Just having audio streamed makes it entirely about the moment. Nothing is, as we know of, recorded anywhere, so what you do will only exist right when you say it. In that way it’s similar to Skype and our beloved Zoom. Still, not seeing each other calls for a different experience when communicating. It lowers some expectations on appearance and also lets you keep it going in the background while doing other things. So you might wonder why we wouldn’t just call each other? It’s different than that too. A first is that audio quality is quite impressive. Though it might have to do with people using this app in quite locations, for now at least. Practically you don’t call anyone, but make a room where people can join. Even public rooms are possible. When entering a room you can be selected to talk, or more correctly you may be granted the opportunity. So far I’ve seen this being used by artists for connecting with their fans, letting chosen fans ask them questions directly. That way you can talk to strangers without giving them personal information. A nice feature. Other usages are sure to come.
We have soon lived socially distanced for a whole year, and parties are getting rarer and rarer for every week. At times I find myself being socially awkward with the person behind the counter in the grocery store, as it’s like I’ve forgotten what it’s like to talk to strangers in real life. I got an invitation to Clubhouse, clicked it and all of a sudden I was in a room with my friend, who invited me, and other friends she put in the room. Friends of hers, not of mine. Scary. I immediately felt an urge to say something as the room was called ‘Welcome to Henrik’ so I started talking asking about these people and getting to know them. More people entered the room and suddenly it felt like a good old mingling party, but online. It was a strange feeling, but it kind of worked. Here was a room of friends and strangers talking about the weather and good food. Just like in the pre covid world. A nice feeling.
First impressions and reflections on Clubhouse is that this minimalistic and simple approach to communicating and listening to people chat is a thing we could need. It adds a mobile, slightly fresh and organic way of talking together in a world where Zoom is tiring and still quite stationary. It’s fascinating how these simple functions have grown so popular over a vast amount of time, even more fascinating how we see these modernized phone calls as a new and exciting thing. Another element is the “podcast feeling”. Podcasts are popular and have entered the «attention market» as a mighty competitor to music. Quite often I my self prioritize listening to a podcast when I’m strolling the streets, even though I possess a particular passion for music. Not only do we want to listen to podcasts, we also want to make them. So Clubhouse enters as the platform for everyone to host their own live podcasts where they can feel funny for saying mediocre jokes. But I do not mean that as a bad thing. Not at all. Laughing together is important.
Not that MCT - a reflection on segregation

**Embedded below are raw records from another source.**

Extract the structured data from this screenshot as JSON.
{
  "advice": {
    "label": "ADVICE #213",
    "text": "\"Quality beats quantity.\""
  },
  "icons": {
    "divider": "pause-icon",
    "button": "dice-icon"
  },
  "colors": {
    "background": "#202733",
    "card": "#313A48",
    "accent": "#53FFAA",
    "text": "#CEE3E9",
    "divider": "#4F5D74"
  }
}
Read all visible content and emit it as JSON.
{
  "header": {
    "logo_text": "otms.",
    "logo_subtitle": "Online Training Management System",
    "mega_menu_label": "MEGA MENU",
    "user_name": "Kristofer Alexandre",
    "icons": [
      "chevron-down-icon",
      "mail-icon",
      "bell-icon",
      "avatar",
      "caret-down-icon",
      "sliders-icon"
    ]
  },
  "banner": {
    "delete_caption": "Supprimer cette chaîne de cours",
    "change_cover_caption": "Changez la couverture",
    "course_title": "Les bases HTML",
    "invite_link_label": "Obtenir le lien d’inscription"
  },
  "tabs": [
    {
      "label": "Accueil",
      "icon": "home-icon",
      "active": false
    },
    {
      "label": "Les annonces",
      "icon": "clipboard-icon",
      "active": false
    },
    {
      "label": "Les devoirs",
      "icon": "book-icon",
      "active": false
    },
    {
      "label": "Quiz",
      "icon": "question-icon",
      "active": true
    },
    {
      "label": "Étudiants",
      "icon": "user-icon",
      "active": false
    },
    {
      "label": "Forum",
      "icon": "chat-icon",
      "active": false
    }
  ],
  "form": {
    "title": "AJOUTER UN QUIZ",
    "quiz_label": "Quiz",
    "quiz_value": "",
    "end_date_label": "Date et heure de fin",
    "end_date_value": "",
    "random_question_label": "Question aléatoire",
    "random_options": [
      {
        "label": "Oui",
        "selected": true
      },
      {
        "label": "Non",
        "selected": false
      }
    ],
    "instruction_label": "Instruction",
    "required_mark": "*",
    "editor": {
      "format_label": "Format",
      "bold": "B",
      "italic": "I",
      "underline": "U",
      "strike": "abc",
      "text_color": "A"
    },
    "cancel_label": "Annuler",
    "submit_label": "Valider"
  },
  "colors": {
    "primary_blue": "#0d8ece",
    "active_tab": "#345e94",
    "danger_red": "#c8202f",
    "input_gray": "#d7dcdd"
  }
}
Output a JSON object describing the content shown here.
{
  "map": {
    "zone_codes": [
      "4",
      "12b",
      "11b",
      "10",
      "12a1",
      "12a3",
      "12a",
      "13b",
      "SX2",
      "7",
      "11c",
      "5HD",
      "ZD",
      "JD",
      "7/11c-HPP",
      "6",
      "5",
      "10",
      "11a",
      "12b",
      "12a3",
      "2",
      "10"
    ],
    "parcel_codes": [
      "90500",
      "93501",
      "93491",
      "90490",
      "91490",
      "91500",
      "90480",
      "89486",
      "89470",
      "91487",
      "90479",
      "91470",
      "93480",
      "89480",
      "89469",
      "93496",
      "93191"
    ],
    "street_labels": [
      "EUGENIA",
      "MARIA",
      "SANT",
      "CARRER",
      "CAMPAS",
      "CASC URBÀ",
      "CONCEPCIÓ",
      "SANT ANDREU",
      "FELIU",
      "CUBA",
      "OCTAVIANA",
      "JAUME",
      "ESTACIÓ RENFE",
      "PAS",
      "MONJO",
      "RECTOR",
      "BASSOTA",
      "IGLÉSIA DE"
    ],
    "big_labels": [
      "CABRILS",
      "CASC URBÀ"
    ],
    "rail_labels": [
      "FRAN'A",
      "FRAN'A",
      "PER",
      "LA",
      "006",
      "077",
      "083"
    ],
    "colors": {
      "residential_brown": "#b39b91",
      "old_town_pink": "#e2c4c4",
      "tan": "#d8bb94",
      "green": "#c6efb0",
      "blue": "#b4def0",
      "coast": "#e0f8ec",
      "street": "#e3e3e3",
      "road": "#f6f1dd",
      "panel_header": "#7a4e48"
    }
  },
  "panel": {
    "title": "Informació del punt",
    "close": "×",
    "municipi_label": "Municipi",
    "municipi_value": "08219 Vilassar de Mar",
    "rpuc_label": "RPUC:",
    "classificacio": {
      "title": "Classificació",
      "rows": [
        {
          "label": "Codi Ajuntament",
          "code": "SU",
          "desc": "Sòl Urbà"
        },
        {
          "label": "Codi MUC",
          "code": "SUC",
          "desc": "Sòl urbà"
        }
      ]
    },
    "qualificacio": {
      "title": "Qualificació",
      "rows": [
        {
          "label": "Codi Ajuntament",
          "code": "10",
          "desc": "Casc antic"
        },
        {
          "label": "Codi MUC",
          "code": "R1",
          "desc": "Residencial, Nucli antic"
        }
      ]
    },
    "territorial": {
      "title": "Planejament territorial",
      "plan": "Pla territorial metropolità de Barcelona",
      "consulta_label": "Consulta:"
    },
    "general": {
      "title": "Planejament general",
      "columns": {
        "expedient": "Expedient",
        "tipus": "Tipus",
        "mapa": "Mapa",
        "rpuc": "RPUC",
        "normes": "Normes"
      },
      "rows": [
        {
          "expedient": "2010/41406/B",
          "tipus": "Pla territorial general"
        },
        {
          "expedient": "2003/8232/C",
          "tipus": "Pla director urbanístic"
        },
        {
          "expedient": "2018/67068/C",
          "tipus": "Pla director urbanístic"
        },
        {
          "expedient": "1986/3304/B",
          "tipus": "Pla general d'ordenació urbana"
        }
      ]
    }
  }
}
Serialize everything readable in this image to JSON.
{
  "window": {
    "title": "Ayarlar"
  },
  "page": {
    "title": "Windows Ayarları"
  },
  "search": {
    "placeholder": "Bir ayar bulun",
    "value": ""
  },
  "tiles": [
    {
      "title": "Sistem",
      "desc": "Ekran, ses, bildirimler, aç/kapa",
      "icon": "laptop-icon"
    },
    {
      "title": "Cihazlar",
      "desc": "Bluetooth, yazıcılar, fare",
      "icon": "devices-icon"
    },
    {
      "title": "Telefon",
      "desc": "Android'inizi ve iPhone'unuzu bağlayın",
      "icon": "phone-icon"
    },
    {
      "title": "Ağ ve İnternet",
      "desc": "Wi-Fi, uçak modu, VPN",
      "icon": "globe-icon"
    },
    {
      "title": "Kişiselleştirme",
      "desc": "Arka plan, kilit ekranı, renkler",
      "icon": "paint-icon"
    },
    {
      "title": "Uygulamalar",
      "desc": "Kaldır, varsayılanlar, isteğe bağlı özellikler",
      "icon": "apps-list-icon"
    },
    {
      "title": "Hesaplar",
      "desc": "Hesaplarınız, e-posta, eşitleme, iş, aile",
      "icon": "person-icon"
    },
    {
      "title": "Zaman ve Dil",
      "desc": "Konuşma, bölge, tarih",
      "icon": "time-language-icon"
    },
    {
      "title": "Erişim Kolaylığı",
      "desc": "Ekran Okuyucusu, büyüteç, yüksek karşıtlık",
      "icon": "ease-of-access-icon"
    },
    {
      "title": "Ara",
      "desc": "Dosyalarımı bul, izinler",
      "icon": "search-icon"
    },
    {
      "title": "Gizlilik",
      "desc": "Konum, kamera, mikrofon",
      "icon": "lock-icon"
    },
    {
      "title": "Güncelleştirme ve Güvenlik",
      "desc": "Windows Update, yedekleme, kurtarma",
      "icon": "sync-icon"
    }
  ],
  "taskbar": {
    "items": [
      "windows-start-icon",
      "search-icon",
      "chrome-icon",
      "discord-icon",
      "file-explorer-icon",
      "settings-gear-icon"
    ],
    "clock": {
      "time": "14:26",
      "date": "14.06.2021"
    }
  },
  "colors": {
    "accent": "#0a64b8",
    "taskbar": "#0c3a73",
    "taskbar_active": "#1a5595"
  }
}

This morning I opened Clubhouse to see what was going on, and I found a room where hip-hop producer Boi-1da was active. The room was about UFOs, so naturally I joined in. I find the subject interesting, but I’m highly source critical towards information given on the field. The room was moderated by Dr. Steve Greer who’s a retired physician and an active ufologist. For what I know, he’s a reliable source to some point, but the point I wanted to point out (point point), is the point that platforms like these could become huge contributors to conspiracy and segregation in our societies. And as much as we have experienced so far in 2021, segregation and division is not what the world needs right now. We can’t expect everyone to check references on everything that’s being said on a platform like Clubhouse, and we already know that people read fake Facebook feeds as real news. So could this contribute to utterly threaten democracy by giving us, the people, more rabbit holes to dig ourselves deep in? I’m probably overestimating the power of Clubhouse, but I still think it’s something we should take into consideration when offering people the opportunity to say whatever to whoever. To make this section slightly MCT Blog friendly I will end on stating that we have to make sure that audio streaming applications help to make the world a better place.
We know that this can be used for talking, but then comes the question: will it music? I wasn’t expecting latency to be better than any other wireless connection. And it wasn’t. Luckily I guess, as it would be so typical that a new social media platform was the one to get zero latency going for everyone. So the question of will it music remains the same as with the other streaming platforms - not for rhythmic music, “great” for experimental and ambient.